It took me awhile to get it through my thick, hard-headed self but I learned that my strength doesn’t come from me.

Yes, I am strong, confident (sometimes), and determined but my strength comes from God’s love, grace, and mercy and from there my strength filters throughout all aspects of my life.

Coming to this realization has helped me in my marriage by accepting my husband’s help and allowing myself to be completely vulnerable. And also allowing him to be my advocate when I cannot advocate for myself.

Coming to this realization has helped me have more real and authentic relationships with family and friends.

Coming to this realization has helped me understand the importance of taking on chronic illness head on as a team. As much as I would love to be able to cure this beast on my own and have women everywhere be free of pain worldwide, we need each other.

Endometriosis has taught me the important of being a team. It has taught me the importance of campaigns such as Blogging for Endometriosis Awareness, Her Yellow Ribbon, and the Endometriosis Research Center to make an impact on the world to spread awareness, education, resources, and support.

I have learned the importance of activism across all types of illness as bringing awareness and research for one is a win for all. Organizations like WeGo Health work alongside organizations and activists of all causes and while Blogging for Endometriosis hits its major stride in March during Endometriosis Awareness Month, we work behind the scenes all year teaming with groups like WeGo Health and hopefully we can work to make BFE a year long drive to fight for not only endometriosis but all invisible illnesses.
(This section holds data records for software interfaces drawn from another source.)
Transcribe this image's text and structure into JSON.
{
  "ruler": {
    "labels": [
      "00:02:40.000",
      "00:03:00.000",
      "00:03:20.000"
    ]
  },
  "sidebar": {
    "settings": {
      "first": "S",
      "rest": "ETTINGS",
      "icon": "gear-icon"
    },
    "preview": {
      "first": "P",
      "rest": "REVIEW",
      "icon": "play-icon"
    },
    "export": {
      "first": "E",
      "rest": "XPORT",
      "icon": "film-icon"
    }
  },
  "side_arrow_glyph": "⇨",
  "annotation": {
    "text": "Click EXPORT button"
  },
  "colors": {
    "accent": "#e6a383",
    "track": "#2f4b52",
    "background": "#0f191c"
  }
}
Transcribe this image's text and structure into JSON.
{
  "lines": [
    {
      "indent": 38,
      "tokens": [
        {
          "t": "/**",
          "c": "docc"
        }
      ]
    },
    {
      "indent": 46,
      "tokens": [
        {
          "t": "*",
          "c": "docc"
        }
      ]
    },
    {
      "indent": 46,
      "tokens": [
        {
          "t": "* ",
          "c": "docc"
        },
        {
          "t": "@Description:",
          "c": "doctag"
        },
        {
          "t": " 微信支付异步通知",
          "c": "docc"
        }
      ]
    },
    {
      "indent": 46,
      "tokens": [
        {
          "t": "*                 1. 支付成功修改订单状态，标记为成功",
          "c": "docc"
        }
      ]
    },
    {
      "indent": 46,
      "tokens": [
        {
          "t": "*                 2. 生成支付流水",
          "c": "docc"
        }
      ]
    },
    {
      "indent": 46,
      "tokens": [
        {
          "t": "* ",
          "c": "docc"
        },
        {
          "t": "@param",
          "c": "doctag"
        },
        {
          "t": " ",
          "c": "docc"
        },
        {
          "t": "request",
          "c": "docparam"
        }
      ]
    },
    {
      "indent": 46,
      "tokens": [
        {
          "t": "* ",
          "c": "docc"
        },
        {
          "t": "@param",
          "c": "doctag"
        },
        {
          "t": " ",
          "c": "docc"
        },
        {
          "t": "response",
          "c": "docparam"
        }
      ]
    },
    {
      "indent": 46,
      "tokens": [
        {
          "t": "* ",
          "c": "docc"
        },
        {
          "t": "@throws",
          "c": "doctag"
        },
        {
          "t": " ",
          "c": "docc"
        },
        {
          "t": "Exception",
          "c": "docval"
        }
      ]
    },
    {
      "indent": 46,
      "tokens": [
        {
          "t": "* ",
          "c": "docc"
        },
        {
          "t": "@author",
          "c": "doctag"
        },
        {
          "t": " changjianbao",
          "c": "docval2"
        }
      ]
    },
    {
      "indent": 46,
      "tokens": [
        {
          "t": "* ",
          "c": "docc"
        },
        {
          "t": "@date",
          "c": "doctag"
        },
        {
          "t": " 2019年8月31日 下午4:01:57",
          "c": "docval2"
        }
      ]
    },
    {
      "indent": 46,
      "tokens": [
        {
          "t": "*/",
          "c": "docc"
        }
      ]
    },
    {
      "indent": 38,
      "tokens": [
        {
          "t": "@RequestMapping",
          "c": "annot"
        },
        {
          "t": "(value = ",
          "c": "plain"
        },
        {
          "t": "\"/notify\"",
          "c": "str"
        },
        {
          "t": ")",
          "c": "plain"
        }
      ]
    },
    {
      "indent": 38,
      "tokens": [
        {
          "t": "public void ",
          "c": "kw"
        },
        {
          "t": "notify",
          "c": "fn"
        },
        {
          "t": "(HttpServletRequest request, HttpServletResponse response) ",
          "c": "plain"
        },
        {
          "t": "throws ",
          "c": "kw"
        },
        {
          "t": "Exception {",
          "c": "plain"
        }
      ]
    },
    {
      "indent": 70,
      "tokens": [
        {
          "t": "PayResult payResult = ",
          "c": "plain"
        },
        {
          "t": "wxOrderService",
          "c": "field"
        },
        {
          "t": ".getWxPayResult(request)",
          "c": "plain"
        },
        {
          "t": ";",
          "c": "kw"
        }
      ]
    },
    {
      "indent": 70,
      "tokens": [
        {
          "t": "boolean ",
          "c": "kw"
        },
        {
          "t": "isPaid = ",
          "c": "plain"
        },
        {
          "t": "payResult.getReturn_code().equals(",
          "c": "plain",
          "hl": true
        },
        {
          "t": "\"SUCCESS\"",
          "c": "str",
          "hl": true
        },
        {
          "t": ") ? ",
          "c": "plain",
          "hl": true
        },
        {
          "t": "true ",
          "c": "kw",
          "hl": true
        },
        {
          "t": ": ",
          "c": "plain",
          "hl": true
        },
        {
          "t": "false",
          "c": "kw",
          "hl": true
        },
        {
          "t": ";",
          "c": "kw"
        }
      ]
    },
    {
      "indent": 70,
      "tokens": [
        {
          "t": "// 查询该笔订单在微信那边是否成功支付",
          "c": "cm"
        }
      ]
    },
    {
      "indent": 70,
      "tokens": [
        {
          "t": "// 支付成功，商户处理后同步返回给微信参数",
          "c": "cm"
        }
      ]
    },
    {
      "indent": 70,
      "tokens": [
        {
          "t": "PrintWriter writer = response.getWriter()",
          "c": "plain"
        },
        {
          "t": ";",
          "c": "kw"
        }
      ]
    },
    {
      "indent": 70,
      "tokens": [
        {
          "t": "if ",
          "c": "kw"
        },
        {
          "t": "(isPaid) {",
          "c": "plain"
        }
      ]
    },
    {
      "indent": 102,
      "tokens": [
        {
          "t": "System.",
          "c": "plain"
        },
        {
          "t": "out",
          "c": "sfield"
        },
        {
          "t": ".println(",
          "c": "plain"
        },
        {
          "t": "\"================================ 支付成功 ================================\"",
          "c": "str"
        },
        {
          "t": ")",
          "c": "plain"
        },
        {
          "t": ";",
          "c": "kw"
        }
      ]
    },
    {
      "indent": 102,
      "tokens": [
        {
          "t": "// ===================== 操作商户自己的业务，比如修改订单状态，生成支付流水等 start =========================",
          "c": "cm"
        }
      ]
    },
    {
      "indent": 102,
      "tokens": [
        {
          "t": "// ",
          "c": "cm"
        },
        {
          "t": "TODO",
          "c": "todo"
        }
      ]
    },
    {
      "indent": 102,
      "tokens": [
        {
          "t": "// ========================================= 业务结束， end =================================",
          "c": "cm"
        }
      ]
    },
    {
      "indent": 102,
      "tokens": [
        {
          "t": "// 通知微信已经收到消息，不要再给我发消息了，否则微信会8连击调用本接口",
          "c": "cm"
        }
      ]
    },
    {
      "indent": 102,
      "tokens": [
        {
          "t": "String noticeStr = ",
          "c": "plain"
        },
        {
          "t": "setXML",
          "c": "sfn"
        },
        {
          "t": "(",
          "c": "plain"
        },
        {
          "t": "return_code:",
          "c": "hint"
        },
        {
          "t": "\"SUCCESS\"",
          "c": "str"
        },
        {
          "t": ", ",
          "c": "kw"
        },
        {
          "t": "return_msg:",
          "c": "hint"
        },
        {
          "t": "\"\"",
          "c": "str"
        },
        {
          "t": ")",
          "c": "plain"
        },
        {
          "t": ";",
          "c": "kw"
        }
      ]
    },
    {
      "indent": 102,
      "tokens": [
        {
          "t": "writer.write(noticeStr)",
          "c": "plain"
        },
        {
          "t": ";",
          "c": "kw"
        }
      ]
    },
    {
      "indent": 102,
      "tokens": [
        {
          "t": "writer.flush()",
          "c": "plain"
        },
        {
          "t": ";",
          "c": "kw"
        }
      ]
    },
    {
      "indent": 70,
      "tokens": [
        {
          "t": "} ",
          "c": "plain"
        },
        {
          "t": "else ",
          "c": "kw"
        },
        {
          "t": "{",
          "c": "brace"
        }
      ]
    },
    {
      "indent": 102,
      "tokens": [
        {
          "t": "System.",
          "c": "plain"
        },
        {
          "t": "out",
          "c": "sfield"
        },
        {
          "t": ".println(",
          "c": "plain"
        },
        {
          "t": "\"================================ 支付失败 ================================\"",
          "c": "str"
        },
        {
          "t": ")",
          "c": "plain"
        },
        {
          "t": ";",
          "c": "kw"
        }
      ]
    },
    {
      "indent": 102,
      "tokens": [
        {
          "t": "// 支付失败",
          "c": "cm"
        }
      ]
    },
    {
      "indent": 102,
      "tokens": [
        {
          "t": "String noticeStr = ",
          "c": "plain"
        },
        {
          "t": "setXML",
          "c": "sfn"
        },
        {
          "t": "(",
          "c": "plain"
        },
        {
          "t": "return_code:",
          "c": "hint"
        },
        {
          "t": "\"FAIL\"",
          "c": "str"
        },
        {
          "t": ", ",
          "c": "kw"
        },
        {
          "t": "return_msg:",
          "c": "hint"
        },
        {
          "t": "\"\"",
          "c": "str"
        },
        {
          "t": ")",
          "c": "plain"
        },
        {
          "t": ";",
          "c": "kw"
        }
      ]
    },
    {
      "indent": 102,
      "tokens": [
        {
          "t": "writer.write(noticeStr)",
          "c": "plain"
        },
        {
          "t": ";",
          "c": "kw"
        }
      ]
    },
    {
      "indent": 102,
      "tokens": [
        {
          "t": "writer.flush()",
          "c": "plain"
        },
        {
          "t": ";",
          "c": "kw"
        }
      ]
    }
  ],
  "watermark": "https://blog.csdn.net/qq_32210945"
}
Endometriosis has taught me that as a team we are strong and we are unstoppable.

Blogging For Endometriosis Awareness